(_,0), (0,1), (01,0), (01,1), (100,0), (100,1), (010,0), (111,1), (0001,1), (0011,0), (0000,1)
for a complete encoding of
(Note that the encoded
length is longer than the unencoded length. Is this a failure of
the Lempel-Ziv compression algorithm? No. Lempel-Ziv is guaranteed to
compress at nearly the entropy rate for sufficiently long
strings; our example is simply too short. Try running
gzip on a file containing only three characters, and see
Problem 3. (15 points) Lempel-Ziv: Decoding.
Consider the string:
This bit string is the result of encoding a piece of text using the Lempel-Ziv algorithm described above (and in class).
Parse this bit string to obtain blocks corresponding to (back-reference, suffix bit) pairs. Decode the back-references to obtain these pairs. For example, given the string
we would obtain
(0,0), (0,1), (1,0), (3,1), (2,0), (4,1), (3,1), (2,0), (1,1), (4,1)
Reconstruct the original bit string using these (back-reference, suffix bit) pairs. For the example given above, we would obtain:
Consult an ASCII table to convert your bit string to a sequence of characters. What string did you obtain? For the above example, we get "foo"; in your case, you should obtain a string of length six which is somehow related to this course.
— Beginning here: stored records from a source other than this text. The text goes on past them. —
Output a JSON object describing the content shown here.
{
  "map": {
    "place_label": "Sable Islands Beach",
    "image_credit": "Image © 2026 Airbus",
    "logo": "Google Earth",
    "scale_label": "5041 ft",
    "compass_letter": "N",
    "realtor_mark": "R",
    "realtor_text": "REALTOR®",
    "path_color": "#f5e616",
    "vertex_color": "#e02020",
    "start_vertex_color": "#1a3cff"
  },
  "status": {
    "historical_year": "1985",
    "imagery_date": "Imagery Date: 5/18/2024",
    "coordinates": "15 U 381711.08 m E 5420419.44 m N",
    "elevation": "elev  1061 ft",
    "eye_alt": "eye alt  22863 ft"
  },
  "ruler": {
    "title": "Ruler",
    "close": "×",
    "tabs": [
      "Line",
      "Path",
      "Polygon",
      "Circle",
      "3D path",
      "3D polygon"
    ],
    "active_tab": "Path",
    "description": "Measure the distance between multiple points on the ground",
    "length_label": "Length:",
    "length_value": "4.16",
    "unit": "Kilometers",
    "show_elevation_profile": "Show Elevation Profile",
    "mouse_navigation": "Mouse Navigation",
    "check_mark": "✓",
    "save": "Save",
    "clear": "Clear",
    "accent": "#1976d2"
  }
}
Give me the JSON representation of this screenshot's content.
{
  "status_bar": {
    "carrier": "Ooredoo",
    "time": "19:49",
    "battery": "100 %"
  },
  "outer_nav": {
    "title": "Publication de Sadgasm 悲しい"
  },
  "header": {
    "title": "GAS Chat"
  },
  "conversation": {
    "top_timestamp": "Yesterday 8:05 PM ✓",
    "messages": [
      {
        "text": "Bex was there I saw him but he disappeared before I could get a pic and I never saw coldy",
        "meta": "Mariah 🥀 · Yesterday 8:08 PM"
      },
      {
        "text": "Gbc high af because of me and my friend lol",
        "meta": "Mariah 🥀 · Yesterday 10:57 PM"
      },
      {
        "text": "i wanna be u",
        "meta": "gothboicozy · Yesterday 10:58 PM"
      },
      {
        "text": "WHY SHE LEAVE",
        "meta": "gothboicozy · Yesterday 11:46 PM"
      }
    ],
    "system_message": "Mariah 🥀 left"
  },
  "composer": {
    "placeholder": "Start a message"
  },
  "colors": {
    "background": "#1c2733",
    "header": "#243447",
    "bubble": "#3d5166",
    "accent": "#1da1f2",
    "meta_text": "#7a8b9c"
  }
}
Problem 4. (10 points) Elias Omega Codes
Problem 5. (40 points) PageRank and Markov ChainsConsider the following directed graph:
π = π P.
Note: In order to solve for π, you will need to solve six equations in six unknowns. Feel free to use a tool such as MatLab, if you like; otherwise, solve the equations by hand, eliminating one variable at a time. Also recall from class that the six equations given from π = π P are not linearly independent; you will need to use five of these equations, together with the equation which specifies that the sum of the π probabilities must be 1.
π(0) = (1/6, 1/6, 1/6, 1/6, 1/6, 1/6)
as an initial "guess", multiply π(0) by P to obtain a new "guess" π(1). Repeat this proces, obtaining π(n) from π(n-1) via
π(n) = π(n-1) P
until each of the π values are accurate within two decimal places (i.e, ± 0.01) of the values you solved for above. How many iterations are required?
Note: You should probably write a short program to do this, and this program will be useful for the problem part below as well.
(formula image courtesy Wikipedia). Let d = 0.85 be the damping factor.
p'ij = (1-d)/N + d pij.